** Interface dataset entries **

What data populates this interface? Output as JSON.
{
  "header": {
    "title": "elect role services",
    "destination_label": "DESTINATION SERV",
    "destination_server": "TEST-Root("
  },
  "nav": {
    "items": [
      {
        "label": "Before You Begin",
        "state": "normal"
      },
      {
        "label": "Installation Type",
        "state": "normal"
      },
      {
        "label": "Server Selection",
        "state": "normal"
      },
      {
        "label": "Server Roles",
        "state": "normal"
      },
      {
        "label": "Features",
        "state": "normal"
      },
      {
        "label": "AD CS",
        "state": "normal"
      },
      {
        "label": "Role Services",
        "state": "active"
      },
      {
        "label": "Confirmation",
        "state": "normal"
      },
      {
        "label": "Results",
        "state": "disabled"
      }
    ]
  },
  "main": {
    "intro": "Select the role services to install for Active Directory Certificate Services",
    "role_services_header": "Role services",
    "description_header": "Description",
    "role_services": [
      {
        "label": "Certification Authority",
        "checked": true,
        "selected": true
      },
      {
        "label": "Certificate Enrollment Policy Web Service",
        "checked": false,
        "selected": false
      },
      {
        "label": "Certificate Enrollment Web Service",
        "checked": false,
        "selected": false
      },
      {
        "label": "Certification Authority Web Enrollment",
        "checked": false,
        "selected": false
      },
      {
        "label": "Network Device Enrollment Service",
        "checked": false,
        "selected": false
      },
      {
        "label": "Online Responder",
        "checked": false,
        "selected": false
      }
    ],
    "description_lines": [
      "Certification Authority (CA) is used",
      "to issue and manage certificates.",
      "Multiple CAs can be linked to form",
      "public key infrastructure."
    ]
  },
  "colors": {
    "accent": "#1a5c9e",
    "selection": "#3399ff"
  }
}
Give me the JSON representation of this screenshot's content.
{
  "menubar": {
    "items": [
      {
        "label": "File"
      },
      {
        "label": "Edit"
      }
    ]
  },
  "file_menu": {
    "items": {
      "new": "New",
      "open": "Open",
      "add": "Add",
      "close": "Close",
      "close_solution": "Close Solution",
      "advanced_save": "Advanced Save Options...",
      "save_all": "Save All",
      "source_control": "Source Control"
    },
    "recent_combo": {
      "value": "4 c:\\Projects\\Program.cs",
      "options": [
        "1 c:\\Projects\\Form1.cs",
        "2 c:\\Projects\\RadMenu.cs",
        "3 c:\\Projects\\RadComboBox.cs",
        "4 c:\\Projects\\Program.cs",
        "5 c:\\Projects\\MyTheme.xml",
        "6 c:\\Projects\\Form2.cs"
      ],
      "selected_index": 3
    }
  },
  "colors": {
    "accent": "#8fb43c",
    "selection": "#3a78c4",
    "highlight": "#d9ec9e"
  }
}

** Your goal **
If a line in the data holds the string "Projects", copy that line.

** Output of the exercise **
      "value": "4 c:\\Projects\\Program.cs",
        "1 c:\\Projects\\Form1.cs",
        "2 c:\\Projects\\RadMenu.cs",
        "3 c:\\Projects\\RadComboBox.cs",
        "4 c:\\Projects\\Program.cs",
        "5 c:\\Projects\\MyTheme.xml",
        "6 c:\\Projects\\Form2.cs"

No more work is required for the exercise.